◆ **What you will do**:
Below are the entries; tally the lines holding the string "title" and give only that figure.

◆ **Task material**:
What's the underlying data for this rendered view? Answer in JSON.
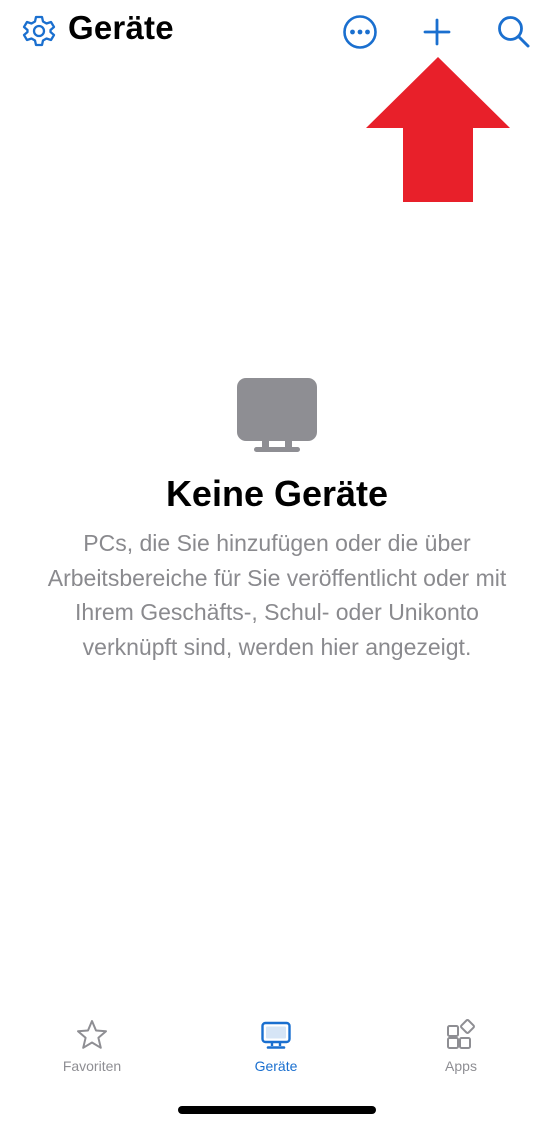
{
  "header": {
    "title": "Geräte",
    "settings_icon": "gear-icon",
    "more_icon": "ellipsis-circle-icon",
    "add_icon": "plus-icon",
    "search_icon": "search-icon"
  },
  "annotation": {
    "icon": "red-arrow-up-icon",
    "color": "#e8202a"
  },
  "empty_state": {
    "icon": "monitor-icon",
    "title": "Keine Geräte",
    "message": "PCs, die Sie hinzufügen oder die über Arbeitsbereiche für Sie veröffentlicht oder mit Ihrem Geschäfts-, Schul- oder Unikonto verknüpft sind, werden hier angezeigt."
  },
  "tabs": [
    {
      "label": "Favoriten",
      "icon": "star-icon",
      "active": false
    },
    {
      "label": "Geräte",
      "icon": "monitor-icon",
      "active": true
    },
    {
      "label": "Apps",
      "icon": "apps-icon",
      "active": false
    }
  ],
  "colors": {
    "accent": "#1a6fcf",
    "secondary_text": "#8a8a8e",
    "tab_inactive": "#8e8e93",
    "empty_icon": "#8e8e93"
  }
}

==

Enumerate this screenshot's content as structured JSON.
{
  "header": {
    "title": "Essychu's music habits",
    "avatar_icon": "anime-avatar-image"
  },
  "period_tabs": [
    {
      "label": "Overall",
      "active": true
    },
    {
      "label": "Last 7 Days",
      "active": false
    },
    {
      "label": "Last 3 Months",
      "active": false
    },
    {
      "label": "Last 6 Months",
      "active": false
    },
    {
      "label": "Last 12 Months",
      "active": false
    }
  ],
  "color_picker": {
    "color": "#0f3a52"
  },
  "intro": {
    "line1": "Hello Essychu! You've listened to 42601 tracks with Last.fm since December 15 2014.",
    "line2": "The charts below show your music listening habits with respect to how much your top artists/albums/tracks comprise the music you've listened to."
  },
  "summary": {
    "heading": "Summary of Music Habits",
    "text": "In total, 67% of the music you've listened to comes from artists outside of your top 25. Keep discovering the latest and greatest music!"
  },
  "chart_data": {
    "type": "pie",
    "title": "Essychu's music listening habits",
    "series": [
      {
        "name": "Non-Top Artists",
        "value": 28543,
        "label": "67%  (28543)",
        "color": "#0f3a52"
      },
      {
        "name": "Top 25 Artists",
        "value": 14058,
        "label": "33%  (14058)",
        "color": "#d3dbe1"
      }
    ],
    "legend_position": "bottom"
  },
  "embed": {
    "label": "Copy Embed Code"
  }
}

◆ **Result of this exercise**:
4